cerned about Barbie’s statement “Math class is tough,” then they should consider the subtle power of multimedia. Content Expertise A project I recently proposed for a team of instructional design students highlighted the need for a balance between content expertise and technology expertise. The project involved enhancing the instructional value of a videodisc about rotational motion from Mechanical Universe. Without a rich mathematics and science background, my students struggled to create new ways of communicating visual representations of the three-dimensional reasoning needed to support student learning. The rotational motion project reinforced my beliefs about the need for content experts, but I also believe that
content experts alone cannot design good multimedia instruction. Mathematics educators should beware the marketing hype about the ease of use of new, powerful multimedia authoring systems to develop instructional materials. Mathematics educators need to look closely at multimedia and acquaint themselves with the expanding capability of multimedia. Learners risk confusion and worse without content expertise guiding the use of multimedia to enhance context, visual displays, and learner attitudes. The message and the medium must work together. _______________ 1 A videodisc is like a videotape, except with videodisc a teacher can play any part of the video at any time. This random access can be controlled through a remote control, a computer, or other electronic devices.
Problems Bicycle Tracks Once while riding on my bicycle along a path,I crossed a strip of wet paint about 6 inches wide. After riding a short time in a straight line I looked back at the marks on the pavement left by the wet paint picked up on my tires. What did I see? Adapted from Thinking Mathematically by Mason, Burton, and Stacey, 1985.
Fred and Frank Fred and Frank are two fitness fanatics. On a run from point A to point B, Fred runs half the way and walks the other half. Frank runs for half the time and walks for the other half. They both run and walk at the same speed. Who finished first? Adapted from Thinking Mathematically by Mason, Burton, and Stacey, 1985.
Fencing Problem You are trying to build a fence to enclose an area along a river. You have 100 feet of fencing. What shape should you enclose so as to maximize the fenced-in area? What is the maximum area? This problem was taken from Dr. Wilson's Notebook. Jim Wilson is the Head of the Mathematics Education Department at The University of Georgia.
100! How many zeros are there at the end of 100!? Submitted by Steve Messig, a mathematics teacher at Rockdale County High School, Conyers, Georgia.

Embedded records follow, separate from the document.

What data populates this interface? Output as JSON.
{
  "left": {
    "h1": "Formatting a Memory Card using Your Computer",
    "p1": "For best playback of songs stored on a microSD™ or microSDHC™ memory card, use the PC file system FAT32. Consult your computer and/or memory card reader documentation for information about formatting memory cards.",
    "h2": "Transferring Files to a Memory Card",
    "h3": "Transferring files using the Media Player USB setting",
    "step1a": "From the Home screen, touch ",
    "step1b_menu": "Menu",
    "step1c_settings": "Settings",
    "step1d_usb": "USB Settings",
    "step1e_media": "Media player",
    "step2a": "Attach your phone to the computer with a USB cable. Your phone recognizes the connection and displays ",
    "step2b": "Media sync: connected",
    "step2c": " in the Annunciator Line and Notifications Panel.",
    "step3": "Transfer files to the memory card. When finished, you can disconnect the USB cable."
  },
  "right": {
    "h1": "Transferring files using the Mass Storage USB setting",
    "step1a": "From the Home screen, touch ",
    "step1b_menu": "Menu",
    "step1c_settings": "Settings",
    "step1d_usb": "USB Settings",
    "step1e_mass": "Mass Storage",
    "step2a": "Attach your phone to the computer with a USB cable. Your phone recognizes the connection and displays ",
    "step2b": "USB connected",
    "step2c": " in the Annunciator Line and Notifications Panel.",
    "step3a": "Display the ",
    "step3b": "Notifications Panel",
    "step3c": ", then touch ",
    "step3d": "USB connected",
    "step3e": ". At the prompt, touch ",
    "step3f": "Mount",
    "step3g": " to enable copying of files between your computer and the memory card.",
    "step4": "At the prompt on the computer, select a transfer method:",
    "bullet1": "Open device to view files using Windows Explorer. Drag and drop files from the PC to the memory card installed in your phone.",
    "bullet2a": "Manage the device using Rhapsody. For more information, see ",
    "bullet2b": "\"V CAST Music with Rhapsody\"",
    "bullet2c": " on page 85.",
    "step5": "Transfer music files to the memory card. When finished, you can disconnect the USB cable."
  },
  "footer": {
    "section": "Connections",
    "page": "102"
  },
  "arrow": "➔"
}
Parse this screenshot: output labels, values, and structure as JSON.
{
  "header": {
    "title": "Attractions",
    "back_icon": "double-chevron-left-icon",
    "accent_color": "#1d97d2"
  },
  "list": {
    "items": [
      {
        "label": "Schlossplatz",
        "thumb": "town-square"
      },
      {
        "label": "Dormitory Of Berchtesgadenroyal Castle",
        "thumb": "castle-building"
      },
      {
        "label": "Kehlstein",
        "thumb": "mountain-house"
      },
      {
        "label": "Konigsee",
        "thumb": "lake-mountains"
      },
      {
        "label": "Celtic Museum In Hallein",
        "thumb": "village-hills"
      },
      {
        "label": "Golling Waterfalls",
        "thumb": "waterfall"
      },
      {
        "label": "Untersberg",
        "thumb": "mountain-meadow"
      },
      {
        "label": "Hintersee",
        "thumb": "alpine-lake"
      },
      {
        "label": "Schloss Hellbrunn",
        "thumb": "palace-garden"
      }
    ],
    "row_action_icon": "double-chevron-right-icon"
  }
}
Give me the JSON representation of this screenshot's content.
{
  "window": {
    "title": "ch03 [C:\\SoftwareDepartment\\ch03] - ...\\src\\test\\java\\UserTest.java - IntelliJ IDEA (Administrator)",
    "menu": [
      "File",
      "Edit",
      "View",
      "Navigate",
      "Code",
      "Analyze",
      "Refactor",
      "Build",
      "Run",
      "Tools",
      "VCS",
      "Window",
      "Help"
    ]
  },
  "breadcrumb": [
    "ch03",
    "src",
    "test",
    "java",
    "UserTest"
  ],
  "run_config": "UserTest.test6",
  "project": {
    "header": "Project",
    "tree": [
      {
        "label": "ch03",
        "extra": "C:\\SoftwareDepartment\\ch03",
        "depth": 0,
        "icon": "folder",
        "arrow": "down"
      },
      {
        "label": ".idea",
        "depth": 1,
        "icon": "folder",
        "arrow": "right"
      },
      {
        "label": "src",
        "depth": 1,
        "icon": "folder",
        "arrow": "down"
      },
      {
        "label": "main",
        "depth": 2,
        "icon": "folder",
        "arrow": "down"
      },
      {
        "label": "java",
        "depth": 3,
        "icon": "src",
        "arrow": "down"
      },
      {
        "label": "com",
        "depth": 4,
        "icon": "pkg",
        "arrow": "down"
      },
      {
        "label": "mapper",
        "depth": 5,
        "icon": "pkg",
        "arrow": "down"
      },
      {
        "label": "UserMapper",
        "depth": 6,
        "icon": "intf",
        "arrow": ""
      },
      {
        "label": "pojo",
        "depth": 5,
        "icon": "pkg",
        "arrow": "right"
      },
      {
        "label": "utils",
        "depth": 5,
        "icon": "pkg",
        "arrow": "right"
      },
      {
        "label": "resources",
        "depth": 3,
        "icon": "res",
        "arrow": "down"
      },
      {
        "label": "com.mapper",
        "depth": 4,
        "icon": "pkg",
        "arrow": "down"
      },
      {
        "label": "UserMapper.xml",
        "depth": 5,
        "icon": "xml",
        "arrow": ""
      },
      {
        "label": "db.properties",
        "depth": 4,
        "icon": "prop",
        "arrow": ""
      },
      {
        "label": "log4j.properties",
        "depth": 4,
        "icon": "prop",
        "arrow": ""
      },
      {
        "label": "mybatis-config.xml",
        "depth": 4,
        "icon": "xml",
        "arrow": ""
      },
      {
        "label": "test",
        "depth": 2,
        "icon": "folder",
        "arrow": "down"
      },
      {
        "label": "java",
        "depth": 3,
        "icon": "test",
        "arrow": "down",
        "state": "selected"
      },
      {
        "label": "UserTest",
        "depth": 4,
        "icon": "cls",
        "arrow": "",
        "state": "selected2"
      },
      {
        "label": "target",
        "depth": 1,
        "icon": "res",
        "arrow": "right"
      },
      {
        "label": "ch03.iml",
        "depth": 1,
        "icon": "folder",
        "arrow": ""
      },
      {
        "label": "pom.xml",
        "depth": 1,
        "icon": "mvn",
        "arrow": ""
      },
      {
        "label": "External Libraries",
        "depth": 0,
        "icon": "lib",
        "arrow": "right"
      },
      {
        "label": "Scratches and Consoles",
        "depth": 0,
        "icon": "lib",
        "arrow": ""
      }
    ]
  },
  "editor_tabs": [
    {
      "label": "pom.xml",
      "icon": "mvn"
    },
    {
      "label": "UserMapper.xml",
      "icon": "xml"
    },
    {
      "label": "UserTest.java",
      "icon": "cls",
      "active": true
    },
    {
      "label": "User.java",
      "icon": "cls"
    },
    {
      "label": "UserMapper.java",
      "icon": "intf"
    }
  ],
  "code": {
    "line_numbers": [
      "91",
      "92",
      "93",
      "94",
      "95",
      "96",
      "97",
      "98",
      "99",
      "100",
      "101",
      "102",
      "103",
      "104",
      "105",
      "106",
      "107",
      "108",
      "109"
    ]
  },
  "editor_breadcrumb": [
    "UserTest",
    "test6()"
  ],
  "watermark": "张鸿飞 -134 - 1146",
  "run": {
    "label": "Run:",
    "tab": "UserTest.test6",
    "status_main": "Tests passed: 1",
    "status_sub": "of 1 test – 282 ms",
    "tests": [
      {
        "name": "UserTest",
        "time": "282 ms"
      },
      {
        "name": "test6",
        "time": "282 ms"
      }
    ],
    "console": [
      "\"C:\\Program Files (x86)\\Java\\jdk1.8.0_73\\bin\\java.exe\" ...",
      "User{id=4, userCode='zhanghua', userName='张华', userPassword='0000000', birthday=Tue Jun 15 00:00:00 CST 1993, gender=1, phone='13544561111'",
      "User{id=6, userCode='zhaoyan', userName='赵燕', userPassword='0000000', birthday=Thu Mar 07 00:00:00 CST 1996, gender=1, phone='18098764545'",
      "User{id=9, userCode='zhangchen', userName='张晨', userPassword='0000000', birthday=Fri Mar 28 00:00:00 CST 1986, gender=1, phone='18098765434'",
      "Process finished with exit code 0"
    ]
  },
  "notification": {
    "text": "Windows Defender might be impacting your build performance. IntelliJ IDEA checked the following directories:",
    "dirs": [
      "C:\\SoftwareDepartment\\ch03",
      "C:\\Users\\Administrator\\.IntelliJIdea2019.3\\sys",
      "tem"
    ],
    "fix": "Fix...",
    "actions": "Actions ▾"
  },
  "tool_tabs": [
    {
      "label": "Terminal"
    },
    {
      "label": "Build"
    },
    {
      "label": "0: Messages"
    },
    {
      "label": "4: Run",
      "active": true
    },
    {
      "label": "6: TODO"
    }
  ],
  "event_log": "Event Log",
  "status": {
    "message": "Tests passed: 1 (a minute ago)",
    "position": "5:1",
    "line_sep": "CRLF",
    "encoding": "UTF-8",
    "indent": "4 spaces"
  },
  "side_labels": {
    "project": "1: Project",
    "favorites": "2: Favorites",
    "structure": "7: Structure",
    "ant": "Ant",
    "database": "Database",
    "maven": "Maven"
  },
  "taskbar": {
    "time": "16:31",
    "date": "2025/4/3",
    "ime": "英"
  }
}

Steve holds a master's degree in Mathematics Education from The University of Georgia.
Volume 4 Number 1